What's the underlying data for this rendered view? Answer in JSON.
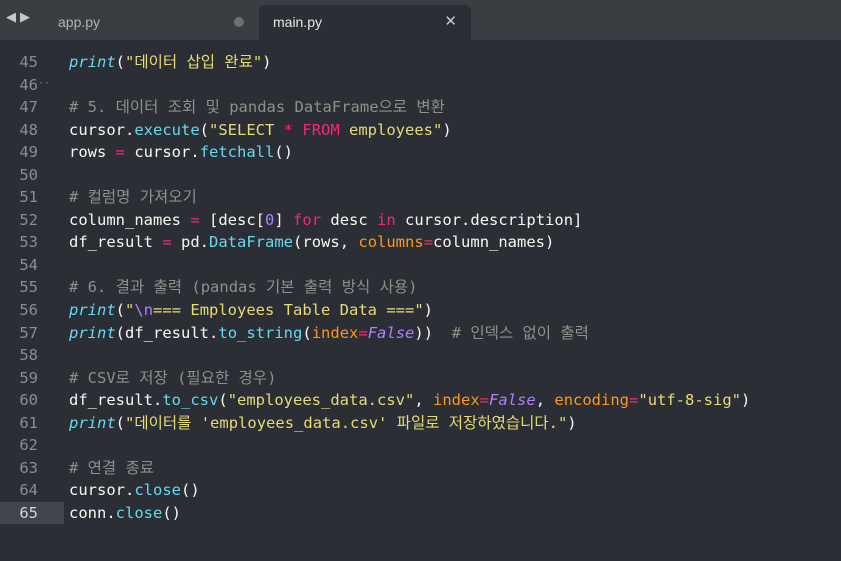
{
  "tabs": [
    {
      "label": "app.py",
      "active": false,
      "modified": true
    },
    {
      "label": "main.py",
      "active": true,
      "close_icon": "close-icon"
    }
  ],
  "nav": {
    "back_icon": "◀",
    "forward_icon": "▶"
  },
  "editor": {
    "current_line": 65,
    "lines": [
      {
        "n": "45",
        "tokens": [
          [
            "fn",
            "print"
          ],
          [
            "p",
            "("
          ],
          [
            "s",
            "\"데이터 삽입 완료\""
          ],
          [
            "p",
            ")"
          ]
        ]
      },
      {
        "n": "46",
        "tokens": []
      },
      {
        "n": "47",
        "tokens": [
          [
            "c",
            "# 5. 데이터 조회 및 pandas DataFrame으로 변환"
          ]
        ]
      },
      {
        "n": "48",
        "tokens": [
          [
            "i",
            "cursor"
          ],
          [
            "p",
            "."
          ],
          [
            "m",
            "execute"
          ],
          [
            "p",
            "("
          ],
          [
            "s",
            "\"SELECT "
          ],
          [
            "k",
            "*"
          ],
          [
            "s",
            " "
          ],
          [
            "k",
            "FROM"
          ],
          [
            "s",
            " employees\""
          ],
          [
            "p",
            ")"
          ]
        ]
      },
      {
        "n": "49",
        "tokens": [
          [
            "i",
            "rows "
          ],
          [
            "o",
            "="
          ],
          [
            "i",
            " cursor"
          ],
          [
            "p",
            "."
          ],
          [
            "m",
            "fetchall"
          ],
          [
            "p",
            "()"
          ]
        ]
      },
      {
        "n": "50",
        "tokens": []
      },
      {
        "n": "51",
        "tokens": [
          [
            "c",
            "# 컬럼명 가져오기"
          ]
        ]
      },
      {
        "n": "52",
        "tokens": [
          [
            "i",
            "column_names "
          ],
          [
            "o",
            "="
          ],
          [
            "p",
            " ["
          ],
          [
            "i",
            "desc"
          ],
          [
            "p",
            "["
          ],
          [
            "num",
            "0"
          ],
          [
            "p",
            "] "
          ],
          [
            "k",
            "for"
          ],
          [
            "i",
            " desc "
          ],
          [
            "k",
            "in"
          ],
          [
            "i",
            " cursor"
          ],
          [
            "p",
            "."
          ],
          [
            "i",
            "description"
          ],
          [
            "p",
            "]"
          ]
        ]
      },
      {
        "n": "53",
        "tokens": [
          [
            "i",
            "df_result "
          ],
          [
            "o",
            "="
          ],
          [
            "i",
            " pd"
          ],
          [
            "p",
            "."
          ],
          [
            "m",
            "DataFrame"
          ],
          [
            "p",
            "("
          ],
          [
            "i",
            "rows"
          ],
          [
            "p",
            ", "
          ],
          [
            "pa",
            "columns"
          ],
          [
            "o",
            "="
          ],
          [
            "i",
            "column_names"
          ],
          [
            "p",
            ")"
          ]
        ]
      },
      {
        "n": "54",
        "tokens": []
      },
      {
        "n": "55",
        "tokens": [
          [
            "c",
            "# 6. 결과 출력 (pandas 기본 출력 방식 사용)"
          ]
        ]
      },
      {
        "n": "56",
        "tokens": [
          [
            "fn",
            "print"
          ],
          [
            "p",
            "("
          ],
          [
            "s",
            "\""
          ],
          [
            "e",
            "\\n"
          ],
          [
            "s",
            "=== Employees Table Data ===\""
          ],
          [
            "p",
            ")"
          ]
        ]
      },
      {
        "n": "57",
        "tokens": [
          [
            "fn",
            "print"
          ],
          [
            "p",
            "("
          ],
          [
            "i",
            "df_result"
          ],
          [
            "p",
            "."
          ],
          [
            "m",
            "to_string"
          ],
          [
            "p",
            "("
          ],
          [
            "pa",
            "index"
          ],
          [
            "o",
            "="
          ],
          [
            "cst",
            "False"
          ],
          [
            "p",
            "))  "
          ],
          [
            "c",
            "# 인덱스 없이 출력"
          ]
        ]
      },
      {
        "n": "58",
        "tokens": []
      },
      {
        "n": "59",
        "tokens": [
          [
            "c",
            "# CSV로 저장 (필요한 경우)"
          ]
        ]
      },
      {
        "n": "60",
        "tokens": [
          [
            "i",
            "df_result"
          ],
          [
            "p",
            "."
          ],
          [
            "m",
            "to_csv"
          ],
          [
            "p",
            "("
          ],
          [
            "s",
            "\"employees_data.csv\""
          ],
          [
            "p",
            ", "
          ],
          [
            "pa",
            "index"
          ],
          [
            "o",
            "="
          ],
          [
            "cst",
            "False"
          ],
          [
            "p",
            ", "
          ],
          [
            "pa",
            "encoding"
          ],
          [
            "o",
            "="
          ],
          [
            "s",
            "\"utf-8-sig\""
          ],
          [
            "p",
            ")"
          ]
        ]
      },
      {
        "n": "61",
        "tokens": [
          [
            "fn",
            "print"
          ],
          [
            "p",
            "("
          ],
          [
            "s",
            "\"데이터를 'employees_data.csv' 파일로 저장하였습니다.\""
          ],
          [
            "p",
            ")"
          ]
        ]
      },
      {
        "n": "62",
        "tokens": []
      },
      {
        "n": "63",
        "tokens": [
          [
            "c",
            "# 연결 종료"
          ]
        ]
      },
      {
        "n": "64",
        "tokens": [
          [
            "i",
            "cursor"
          ],
          [
            "p",
            "."
          ],
          [
            "m",
            "close"
          ],
          [
            "p",
            "()"
          ]
        ]
      },
      {
        "n": "65",
        "tokens": [
          [
            "i",
            "conn"
          ],
          [
            "p",
            "."
          ],
          [
            "m",
            "close"
          ],
          [
            "p",
            "()"
          ]
        ]
      }
    ]
  },
  "colors": {
    "background": "#2b2e34",
    "tabbar": "#3a3d42",
    "string": "#e6db74",
    "comment": "#8f908a",
    "keyword": "#f92672",
    "function": "#66d9ef",
    "param": "#fd971f",
    "constant": "#ae81ff"
  }
}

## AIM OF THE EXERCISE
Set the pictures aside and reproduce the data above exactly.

## OUTPUT
What's the underlying data for this rendered view? Answer in JSON.
{
  "tabs": [
    {
      "label": "app.py",
      "active": false,
      "modified": true
    },
    {
      "label": "main.py",
      "active": true,
      "close_icon": "close-icon"
    }
  ],
  "nav": {
    "back_icon": "◀",
    "forward_icon": "▶"
  },
  "editor": {
    "current_line": 65,
    "lines": [
      {
        "n": "45",
        "tokens": [
          [
            "fn",
            "print"
          ],
          [
            "p",
            "("
          ],
          [
            "s",
            "\"데이터 삽입 완료\""
          ],
          [
            "p",
            ")"
          ]
        ]
      },
      {
        "n": "46",
        "tokens": []
      },
      {
        "n": "47",
        "tokens": [
          [
            "c",
            "# 5. 데이터 조회 및 pandas DataFrame으로 변환"
          ]
        ]
      },
      {
        "n": "48",
        "tokens": [
          [
            "i",
            "cursor"
          ],
          [
            "p",
            "."
          ],
          [
            "m",
            "execute"
          ],
          [
            "p",
            "("
          ],
          [
            "s",
            "\"SELECT "
          ],
          [
            "k",
            "*"
          ],
          [
            "s",
            " "
          ],
          [
            "k",
            "FROM"
          ],
          [
            "s",
            " employees\""
          ],
          [
            "p",
            ")"
          ]
        ]
      },
      {
        "n": "49",
        "tokens": [
          [
            "i",
            "rows "
          ],
          [
            "o",
            "="
          ],
          [
            "i",
            " cursor"
          ],
          [
            "p",
            "."
          ],
          [
            "m",
            "fetchall"
          ],
          [
            "p",
            "()"
          ]
        ]
      },
      {
        "n": "50",
        "tokens": []
      },
      {
        "n": "51",
        "tokens": [
          [
            "c",
            "# 컬럼명 가져오기"
          ]
        ]
      },
      {
        "n": "52",
        "tokens": [
          [
            "i",
            "column_names "
          ],
          [
            "o",
            "="
          ],
          [
            "p",
            " ["
          ],
          [
            "i",
            "desc"
          ],
          [
            "p",
            "["
          ],
          [
            "num",
            "0"
          ],
          [
            "p",
            "] "
          ],
          [
            "k",
            "for"
          ],
          [
            "i",
            " desc "
          ],
          [
            "k",
            "in"
          ],
          [
            "i",
            " cursor"
          ],
          [
            "p",
            "."
          ],
          [
            "i",
            "description"
          ],
          [
            "p",
            "]"
          ]
        ]
      },
      {
        "n": "53",
        "tokens": [
          [
            "i",
            "df_result "
          ],
          [
            "o",
            "="
          ],
          [
            "i",
            " pd"
          ],
          [
            "p",
            "."
          ],
          [
            "m",
            "DataFrame"
          ],
          [
            "p",
            "("
          ],
          [
            "i",
            "rows"
          ],
          [
            "p",
            ", "
          ],
          [
            "pa",
            "columns"
          ],
          [
            "o",
            "="
          ],
          [
            "i",
            "column_names"
          ],
          [
            "p",
            ")"
          ]
        ]
      },
      {
        "n": "54",
        "tokens": []
      },
      {
        "n": "55",
        "tokens": [
          [
            "c",
            "# 6. 결과 출력 (pandas 기본 출력 방식 사용)"
          ]
        ]
      },
      {
        "n": "56",
        "tokens": [
          [
            "fn",
            "print"
          ],
          [
            "p",
            "("
          ],
          [
            "s",
            "\""
          ],
          [
            "e",
            "\\n"
          ],
          [
            "s",
            "=== Employees Table Data ===\""
          ],
          [
            "p",
            ")"
          ]
        ]
      },
      {
        "n": "57",
        "tokens": [
          [
            "fn",
            "print"
          ],
          [
            "p",
            "("
          ],
          [
            "i",
            "df_result"
          ],
          [
            "p",
            "."
          ],
          [
            "m",
            "to_string"
          ],
          [
            "p",
            "("
          ],
          [
            "pa",
            "index"
          ],
          [
            "o",
            "="
          ],
          [
            "cst",
            "False"
          ],
          [
            "p",
            "))  "
          ],
          [
            "c",
            "# 인덱스 없이 출력"
          ]
        ]
      },
      {
        "n": "58",
        "tokens": []
      },
      {
        "n": "59",
        "tokens": [
          [
            "c",
            "# CSV로 저장 (필요한 경우)"
          ]
        ]
      },
      {
        "n": "60",
        "tokens": [
          [
            "i",
            "df_result"
          ],
          [
            "p",
            "."
          ],
          [
            "m",
            "to_csv"
          ],
          [
            "p",
            "("
          ],
          [
            "s",
            "\"employees_data.csv\""
          ],
          [
            "p",
            ", "
          ],
          [
            "pa",
            "index"
          ],
          [
            "o",
            "="
          ],
          [
            "cst",
            "False"
          ],
          [
            "p",
            ", "
          ],
          [
            "pa",
            "encoding"
          ],
          [
            "o",
            "="
          ],
          [
            "s",
            "\"utf-8-sig\""
          ],
          [
            "p",
            ")"
          ]
        ]
      },
      {
        "n": "61",
        "tokens": [
          [
            "fn",
            "print"
          ],
          [
            "p",
            "("
          ],
          [
            "s",
            "\"데이터를 'employees_data.csv' 파일로 저장하였습니다.\""
          ],
          [
            "p",
            ")"
          ]
        ]
      },
      {
        "n": "62",
        "tokens": []
      },
      {
        "n": "63",
        "tokens": [
          [
            "c",
            "# 연결 종료"
          ]
        ]
      },
      {
        "n": "64",
        "tokens": [
          [
            "i",
            "cursor"
          ],
          [
            "p",
            "."
          ],
          [
            "m",
            "close"
          ],
          [
            "p",
            "()"
          ]
        ]
      },
      {
        "n": "65",
        "tokens": [
          [
            "i",
            "conn"
          ],
          [
            "p",
            "."
          ],
          [
            "m",
            "close"
          ],
          [
            "p",
            "()"
          ]
        ]
      }
    ]
  },
  "colors": {
    "background": "#2b2e34",
    "tabbar": "#3a3d42",
    "string": "#e6db74",
    "comment": "#8f908a",
    "keyword": "#f92672",
    "function": "#66d9ef",
    "param": "#fd971f",
    "constant": "#ae81ff"
  }
}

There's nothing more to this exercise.